▶ _Exercise instructions_:
Please show every line in the entries below that includes the word "value".

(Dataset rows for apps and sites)

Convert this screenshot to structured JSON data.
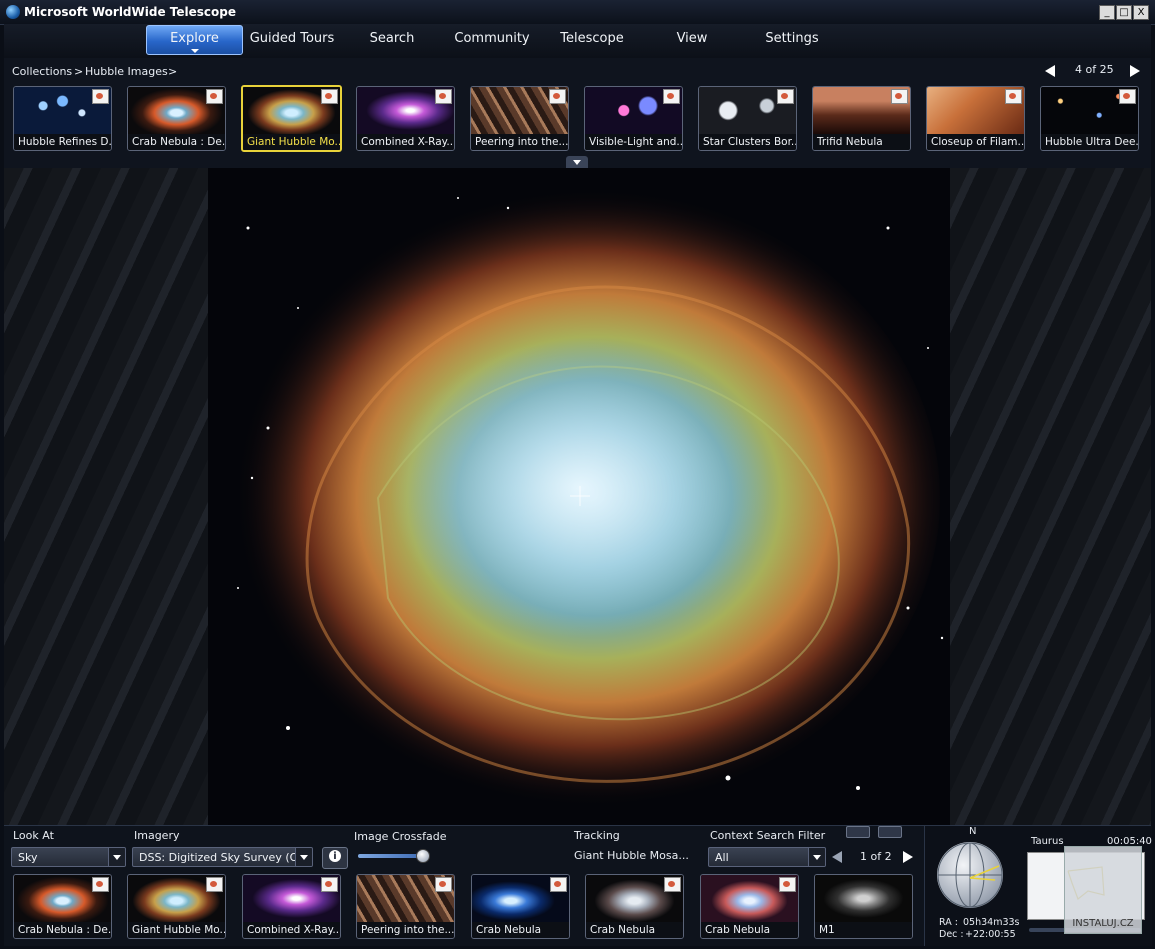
{
  "window": {
    "title": "Microsoft WorldWide Telescope",
    "min_label": "_",
    "max_label": "□",
    "close_label": "X"
  },
  "menu": {
    "items": [
      "Explore",
      "Guided Tours",
      "Search",
      "Community",
      "Telescope",
      "View",
      "Settings"
    ],
    "active_index": 0
  },
  "breadcrumb": {
    "items": [
      "Collections",
      ">",
      "Hubble Images",
      ">"
    ]
  },
  "pager": {
    "label": "4 of 25"
  },
  "collection": {
    "thumbnails": [
      "Hubble Refines D...",
      "Crab Nebula : De...",
      "Giant Hubble Mo...",
      "Combined X-Ray...",
      "Peering into the...",
      "Visible-Light and...",
      "Star Clusters Bor...",
      "Trifid Nebula",
      "Closeup of Filam...",
      "Hubble Ultra Dee..."
    ],
    "selected_index": 2
  },
  "viewer": {
    "image": "Crab Nebula mosaic (Hubble)"
  },
  "bottom": {
    "look_at": {
      "label": "Look At",
      "value": "Sky"
    },
    "imagery": {
      "label": "Imagery",
      "value": "DSS: Digitized Sky Survey (O..."
    },
    "crossfade": {
      "label": "Image Crossfade",
      "level": 0.9
    },
    "tracking": {
      "label": "Tracking",
      "value": "Giant Hubble Mosa..."
    },
    "context_filter": {
      "label": "Context Search Filter",
      "value": "All"
    },
    "context_pager": "1 of 2",
    "context_thumbnails": [
      "Crab Nebula : De...",
      "Giant Hubble Mo...",
      "Combined X-Ray...",
      "Peering into the...",
      "Crab Nebula",
      "Crab Nebula",
      "Crab Nebula",
      "M1"
    ]
  },
  "navigator": {
    "north": "N",
    "constellation": "Taurus",
    "time": "00:05:40",
    "ra_label": "RA :",
    "ra": "05h34m33s",
    "dec_label": "Dec :",
    "dec": "+22:00:55",
    "watermark": "INSTALUJ.CZ"
  },
  "colors": {
    "accent": "#2f6fd6",
    "selected": "#e8d23a"
  }
}
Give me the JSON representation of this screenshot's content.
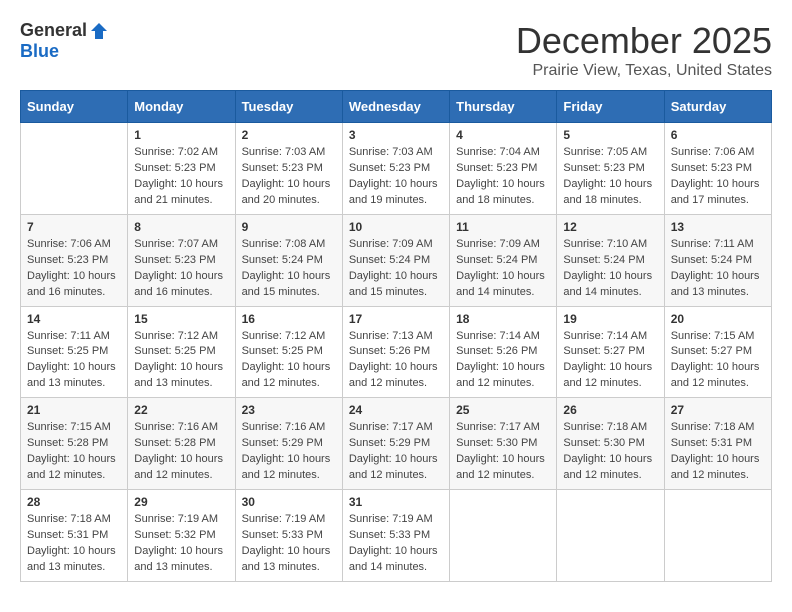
{
  "header": {
    "logo_general": "General",
    "logo_blue": "Blue",
    "title": "December 2025",
    "subtitle": "Prairie View, Texas, United States"
  },
  "calendar": {
    "days_of_week": [
      "Sunday",
      "Monday",
      "Tuesday",
      "Wednesday",
      "Thursday",
      "Friday",
      "Saturday"
    ],
    "weeks": [
      [
        {
          "day": "",
          "info": ""
        },
        {
          "day": "1",
          "info": "Sunrise: 7:02 AM\nSunset: 5:23 PM\nDaylight: 10 hours\nand 21 minutes."
        },
        {
          "day": "2",
          "info": "Sunrise: 7:03 AM\nSunset: 5:23 PM\nDaylight: 10 hours\nand 20 minutes."
        },
        {
          "day": "3",
          "info": "Sunrise: 7:03 AM\nSunset: 5:23 PM\nDaylight: 10 hours\nand 19 minutes."
        },
        {
          "day": "4",
          "info": "Sunrise: 7:04 AM\nSunset: 5:23 PM\nDaylight: 10 hours\nand 18 minutes."
        },
        {
          "day": "5",
          "info": "Sunrise: 7:05 AM\nSunset: 5:23 PM\nDaylight: 10 hours\nand 18 minutes."
        },
        {
          "day": "6",
          "info": "Sunrise: 7:06 AM\nSunset: 5:23 PM\nDaylight: 10 hours\nand 17 minutes."
        }
      ],
      [
        {
          "day": "7",
          "info": "Sunrise: 7:06 AM\nSunset: 5:23 PM\nDaylight: 10 hours\nand 16 minutes."
        },
        {
          "day": "8",
          "info": "Sunrise: 7:07 AM\nSunset: 5:23 PM\nDaylight: 10 hours\nand 16 minutes."
        },
        {
          "day": "9",
          "info": "Sunrise: 7:08 AM\nSunset: 5:24 PM\nDaylight: 10 hours\nand 15 minutes."
        },
        {
          "day": "10",
          "info": "Sunrise: 7:09 AM\nSunset: 5:24 PM\nDaylight: 10 hours\nand 15 minutes."
        },
        {
          "day": "11",
          "info": "Sunrise: 7:09 AM\nSunset: 5:24 PM\nDaylight: 10 hours\nand 14 minutes."
        },
        {
          "day": "12",
          "info": "Sunrise: 7:10 AM\nSunset: 5:24 PM\nDaylight: 10 hours\nand 14 minutes."
        },
        {
          "day": "13",
          "info": "Sunrise: 7:11 AM\nSunset: 5:24 PM\nDaylight: 10 hours\nand 13 minutes."
        }
      ],
      [
        {
          "day": "14",
          "info": "Sunrise: 7:11 AM\nSunset: 5:25 PM\nDaylight: 10 hours\nand 13 minutes."
        },
        {
          "day": "15",
          "info": "Sunrise: 7:12 AM\nSunset: 5:25 PM\nDaylight: 10 hours\nand 13 minutes."
        },
        {
          "day": "16",
          "info": "Sunrise: 7:12 AM\nSunset: 5:25 PM\nDaylight: 10 hours\nand 12 minutes."
        },
        {
          "day": "17",
          "info": "Sunrise: 7:13 AM\nSunset: 5:26 PM\nDaylight: 10 hours\nand 12 minutes."
        },
        {
          "day": "18",
          "info": "Sunrise: 7:14 AM\nSunset: 5:26 PM\nDaylight: 10 hours\nand 12 minutes."
        },
        {
          "day": "19",
          "info": "Sunrise: 7:14 AM\nSunset: 5:27 PM\nDaylight: 10 hours\nand 12 minutes."
        },
        {
          "day": "20",
          "info": "Sunrise: 7:15 AM\nSunset: 5:27 PM\nDaylight: 10 hours\nand 12 minutes."
        }
      ],
      [
        {
          "day": "21",
          "info": "Sunrise: 7:15 AM\nSunset: 5:28 PM\nDaylight: 10 hours\nand 12 minutes."
        },
        {
          "day": "22",
          "info": "Sunrise: 7:16 AM\nSunset: 5:28 PM\nDaylight: 10 hours\nand 12 minutes."
        },
        {
          "day": "23",
          "info": "Sunrise: 7:16 AM\nSunset: 5:29 PM\nDaylight: 10 hours\nand 12 minutes."
        },
        {
          "day": "24",
          "info": "Sunrise: 7:17 AM\nSunset: 5:29 PM\nDaylight: 10 hours\nand 12 minutes."
        },
        {
          "day": "25",
          "info": "Sunrise: 7:17 AM\nSunset: 5:30 PM\nDaylight: 10 hours\nand 12 minutes."
        },
        {
          "day": "26",
          "info": "Sunrise: 7:18 AM\nSunset: 5:30 PM\nDaylight: 10 hours\nand 12 minutes."
        },
        {
          "day": "27",
          "info": "Sunrise: 7:18 AM\nSunset: 5:31 PM\nDaylight: 10 hours\nand 12 minutes."
        }
      ],
      [
        {
          "day": "28",
          "info": "Sunrise: 7:18 AM\nSunset: 5:31 PM\nDaylight: 10 hours\nand 13 minutes."
        },
        {
          "day": "29",
          "info": "Sunrise: 7:19 AM\nSunset: 5:32 PM\nDaylight: 10 hours\nand 13 minutes."
        },
        {
          "day": "30",
          "info": "Sunrise: 7:19 AM\nSunset: 5:33 PM\nDaylight: 10 hours\nand 13 minutes."
        },
        {
          "day": "31",
          "info": "Sunrise: 7:19 AM\nSunset: 5:33 PM\nDaylight: 10 hours\nand 14 minutes."
        },
        {
          "day": "",
          "info": ""
        },
        {
          "day": "",
          "info": ""
        },
        {
          "day": "",
          "info": ""
        }
      ]
    ]
  }
}
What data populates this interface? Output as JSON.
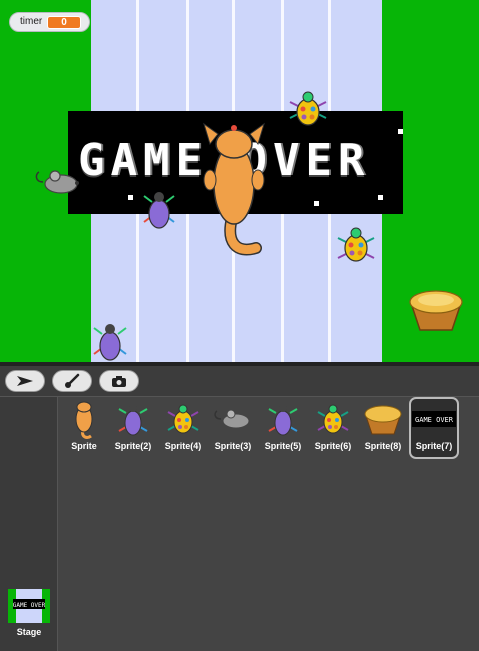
{
  "stage": {
    "timer": {
      "label": "timer",
      "value": "0"
    },
    "gameover_text": "GAME OVER"
  },
  "toolbar": {
    "tools": [
      {
        "name": "arrow",
        "icon": "cursor-arrow-icon"
      },
      {
        "name": "brush",
        "icon": "paintbrush-icon"
      },
      {
        "name": "camera",
        "icon": "camera-icon"
      }
    ]
  },
  "sprites": [
    {
      "label": "Sprite",
      "icon": "cat-sprite-icon"
    },
    {
      "label": "Sprite(2)",
      "icon": "purple-beetle-icon"
    },
    {
      "label": "Sprite(4)",
      "icon": "spotted-beetle-icon"
    },
    {
      "label": "Sprite(3)",
      "icon": "mouse-icon"
    },
    {
      "label": "Sprite(5)",
      "icon": "purple-beetle-icon"
    },
    {
      "label": "Sprite(6)",
      "icon": "spotted-beetle-icon"
    },
    {
      "label": "Sprite(8)",
      "icon": "pie-bowl-icon"
    },
    {
      "label": "Sprite(7)",
      "icon": "gameover-thumbnail-icon",
      "selected": true
    }
  ],
  "stage_tile": {
    "label": "Stage",
    "thumb_text": "GAME OVER"
  },
  "colors": {
    "grass": "#07b507",
    "road": "#cdd6fa",
    "accent": "#f07a21",
    "panel": "#444444"
  }
}
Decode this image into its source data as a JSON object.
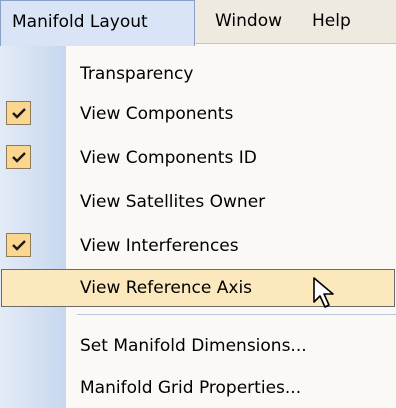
{
  "menubar": {
    "items": [
      {
        "label": "Manifold Layout"
      },
      {
        "label": "Window"
      },
      {
        "label": "Help"
      }
    ]
  },
  "menu": {
    "items": [
      {
        "label": "Transparency",
        "checked": false
      },
      {
        "label": "View Components",
        "checked": true
      },
      {
        "label": "View Components ID",
        "checked": true
      },
      {
        "label": "View Satellites Owner",
        "checked": false
      },
      {
        "label": "View Interferences",
        "checked": true
      },
      {
        "label": "View Reference Axis",
        "checked": false,
        "highlighted": true
      },
      {
        "label": "Set Manifold Dimensions...",
        "checked": false
      },
      {
        "label": "Manifold Grid Properties...",
        "checked": false
      }
    ]
  },
  "icons": {
    "check": "checkmark-icon",
    "cursor": "mouse-pointer-icon"
  },
  "colors": {
    "checkbox_bg": "#fbd68e",
    "checkmark": "#1a1a1a",
    "highlight_bg": "#fbe8bd",
    "gutter": "#c7d7ee",
    "menubar_active": "#d9e4f6"
  }
}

▶ _Task response_:
      "value": "Sky"
      "value": "DSS: Digitized Sky Survey (O..."
      "value": "Giant Hubble Mosa..."
      "value": "All"
      "value": "0"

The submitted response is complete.